Check every line of the entries below for "date", and copy the lines that have it.

** Source material follows **

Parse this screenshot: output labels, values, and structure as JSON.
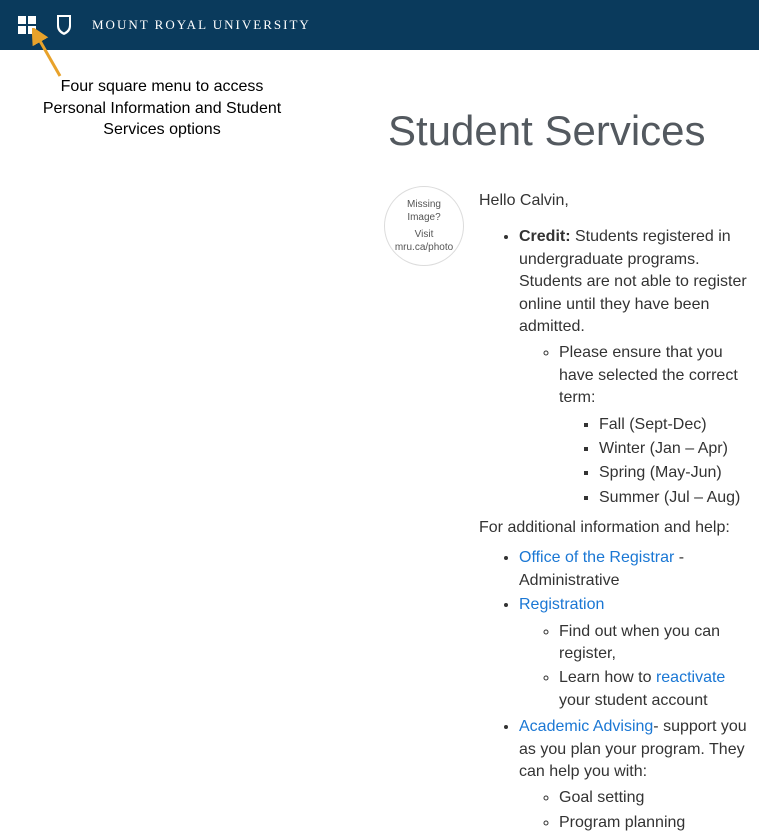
{
  "header": {
    "university_name": "MOUNT ROYAL UNIVERSITY"
  },
  "annotation": {
    "text": "Four square menu to access Personal Information and Student Services options"
  },
  "page": {
    "title": "Student Services"
  },
  "avatar": {
    "line1": "Missing Image?",
    "line2": "Visit mru.ca/photo"
  },
  "content": {
    "greeting": "Hello Calvin,",
    "credit_label": "Credit:",
    "credit_text": " Students registered in undergraduate programs. Students are not able to register online until they have been admitted.",
    "credit_note": "Please ensure that you have selected the correct term:",
    "terms": [
      "Fall (Sept-Dec)",
      "Winter (Jan – Apr)",
      "Spring (May-Jun)",
      "Summer (Jul – Aug)"
    ],
    "more_info": "For additional information and help:",
    "links": {
      "registrar": "Office of the Registrar",
      "registrar_tail": " - Administrative",
      "registration": "Registration",
      "reg_sub1": "Find out when you can register,",
      "reg_sub2_pre": "Learn how to ",
      "reg_sub2_link": "reactivate",
      "reg_sub2_post": " your student account",
      "advising": "Academic Advising",
      "advising_tail": "- support you as you plan your program. They can help you with:",
      "adv_sub1": "Goal setting",
      "adv_sub2": "Program planning"
    }
  }
}
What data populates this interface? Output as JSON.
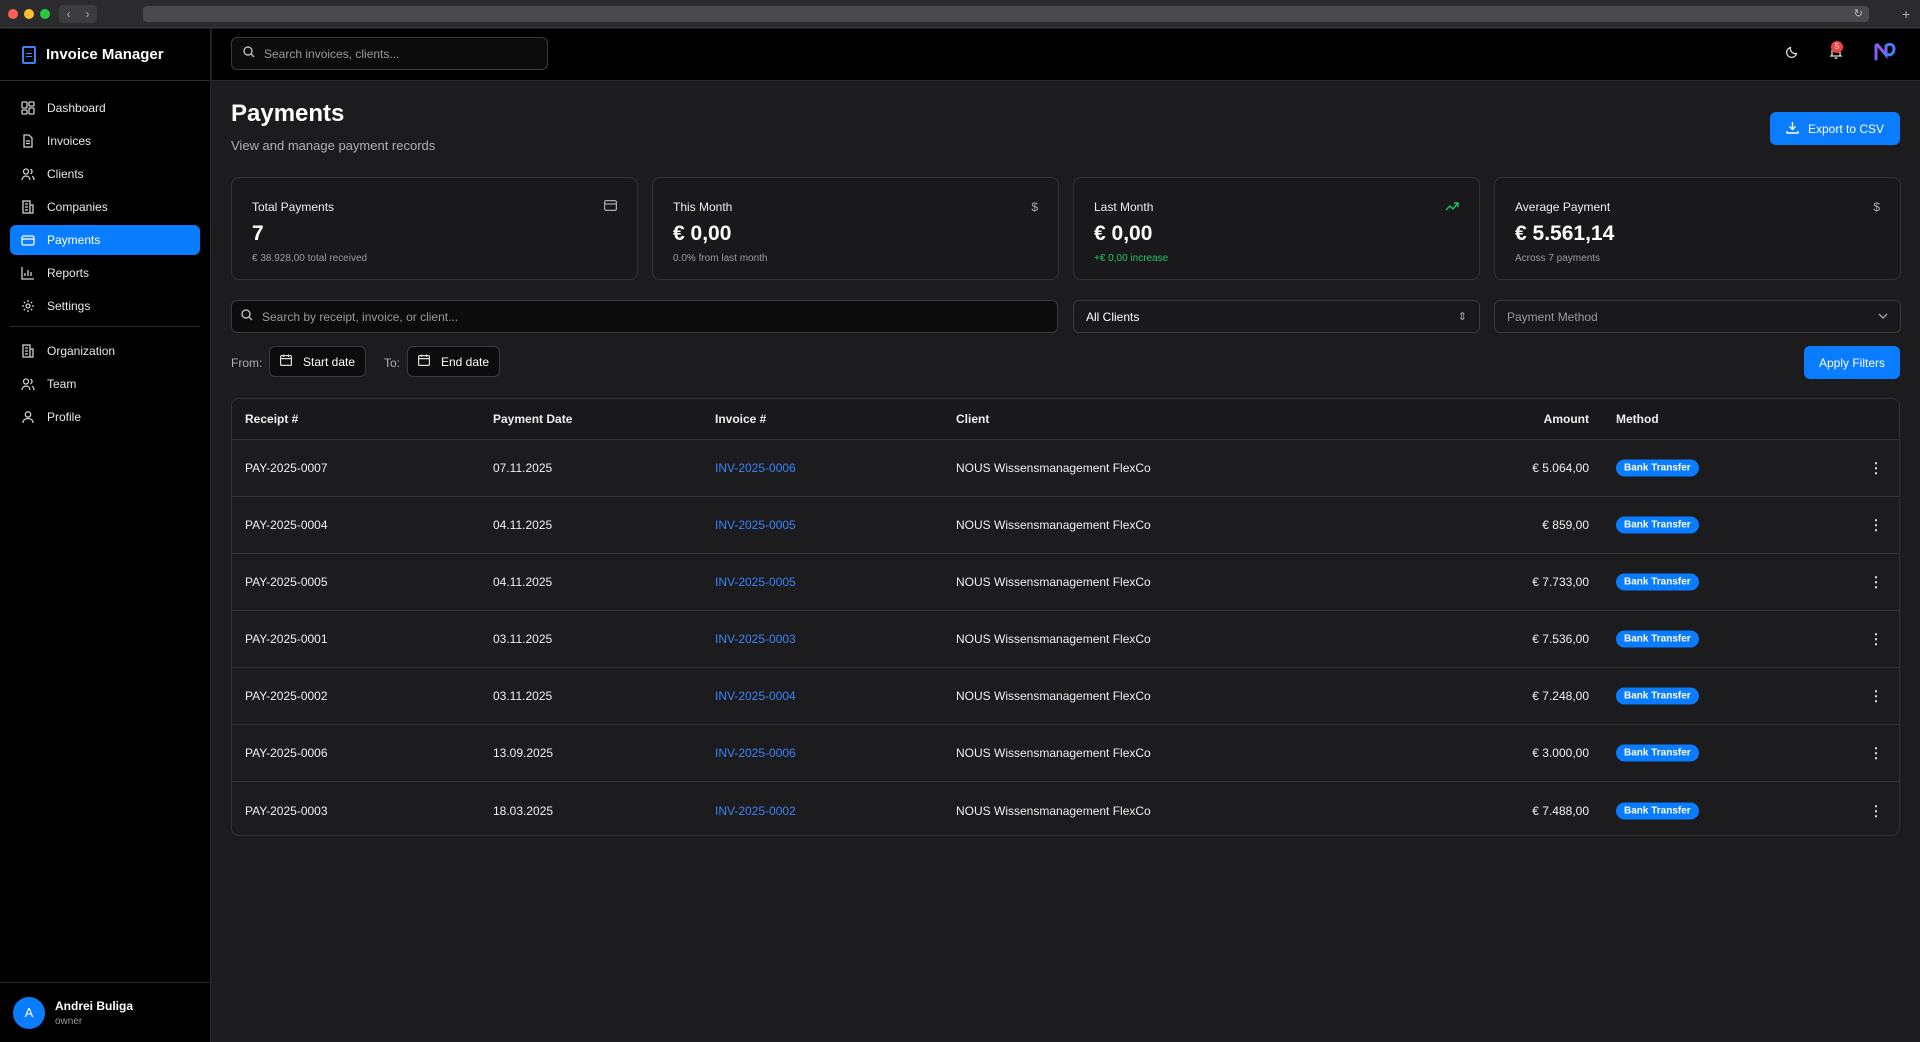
{
  "app": {
    "name": "Invoice Manager"
  },
  "global_search": {
    "placeholder": "Search invoices, clients..."
  },
  "notifications": {
    "count": "5"
  },
  "sidebar": {
    "items": [
      {
        "label": "Dashboard",
        "icon": "grid-icon"
      },
      {
        "label": "Invoices",
        "icon": "file-icon"
      },
      {
        "label": "Clients",
        "icon": "users-icon"
      },
      {
        "label": "Companies",
        "icon": "building-icon"
      },
      {
        "label": "Payments",
        "icon": "credit-card-icon",
        "active": true
      },
      {
        "label": "Reports",
        "icon": "bar-chart-icon"
      },
      {
        "label": "Settings",
        "icon": "gear-icon"
      }
    ],
    "secondary": [
      {
        "label": "Organization",
        "icon": "building-icon"
      },
      {
        "label": "Team",
        "icon": "users-icon"
      },
      {
        "label": "Profile",
        "icon": "user-icon"
      }
    ],
    "user": {
      "initial": "A",
      "name": "Andrei Buliga",
      "role": "owner"
    }
  },
  "page": {
    "title": "Payments",
    "subtitle": "View and manage payment records",
    "export_label": "Export to CSV"
  },
  "stats": [
    {
      "title": "Total Payments",
      "value": "7",
      "sub": "€ 38.928,00 total received",
      "icon": "credit-card-icon"
    },
    {
      "title": "This Month",
      "value": "€ 0,00",
      "sub": "0.0% from last month",
      "icon": "dollar-icon"
    },
    {
      "title": "Last Month",
      "value": "€ 0,00",
      "sub": "+€ 0,00 increase",
      "icon": "trending-up-icon",
      "accent": "#22c55e"
    },
    {
      "title": "Average Payment",
      "value": "€ 5.561,14",
      "sub": "Across 7 payments",
      "icon": "dollar-icon"
    }
  ],
  "filters": {
    "search_placeholder": "Search by receipt, invoice, or client...",
    "client_select": "All Clients",
    "method_select": "Payment Method",
    "from_label": "From:",
    "to_label": "To:",
    "start_date": "Start date",
    "end_date": "End date",
    "apply_label": "Apply Filters"
  },
  "table": {
    "headers": {
      "receipt": "Receipt #",
      "date": "Payment Date",
      "invoice": "Invoice #",
      "client": "Client",
      "amount": "Amount",
      "method": "Method"
    },
    "rows": [
      {
        "receipt": "PAY-2025-0007",
        "date": "07.11.2025",
        "invoice": "INV-2025-0006",
        "client": "NOUS Wissensmanagement FlexCo",
        "amount": "€ 5.064,00",
        "method": "Bank Transfer"
      },
      {
        "receipt": "PAY-2025-0004",
        "date": "04.11.2025",
        "invoice": "INV-2025-0005",
        "client": "NOUS Wissensmanagement FlexCo",
        "amount": "€ 859,00",
        "method": "Bank Transfer"
      },
      {
        "receipt": "PAY-2025-0005",
        "date": "04.11.2025",
        "invoice": "INV-2025-0005",
        "client": "NOUS Wissensmanagement FlexCo",
        "amount": "€ 7.733,00",
        "method": "Bank Transfer"
      },
      {
        "receipt": "PAY-2025-0001",
        "date": "03.11.2025",
        "invoice": "INV-2025-0003",
        "client": "NOUS Wissensmanagement FlexCo",
        "amount": "€ 7.536,00",
        "method": "Bank Transfer"
      },
      {
        "receipt": "PAY-2025-0002",
        "date": "03.11.2025",
        "invoice": "INV-2025-0004",
        "client": "NOUS Wissensmanagement FlexCo",
        "amount": "€ 7.248,00",
        "method": "Bank Transfer"
      },
      {
        "receipt": "PAY-2025-0006",
        "date": "13.09.2025",
        "invoice": "INV-2025-0006",
        "client": "NOUS Wissensmanagement FlexCo",
        "amount": "€ 3.000,00",
        "method": "Bank Transfer"
      },
      {
        "receipt": "PAY-2025-0003",
        "date": "18.03.2025",
        "invoice": "INV-2025-0002",
        "client": "NOUS Wissensmanagement FlexCo",
        "amount": "€ 7.488,00",
        "method": "Bank Transfer"
      }
    ]
  },
  "colors": {
    "accent": "#0a7cff",
    "link": "#3b82f6",
    "positive": "#22c55e",
    "background": "#1c1c1e"
  }
}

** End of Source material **

#### Your solution
    "start_date": "Start date",
    "end_date": "End date",
      "date": "Payment Date",
        "date": "07.11.2025",
        "date": "04.11.2025",
        "date": "04.11.2025",
        "date": "03.11.2025",
        "date": "03.11.2025",
        "date": "13.09.2025",
        "date": "18.03.2025",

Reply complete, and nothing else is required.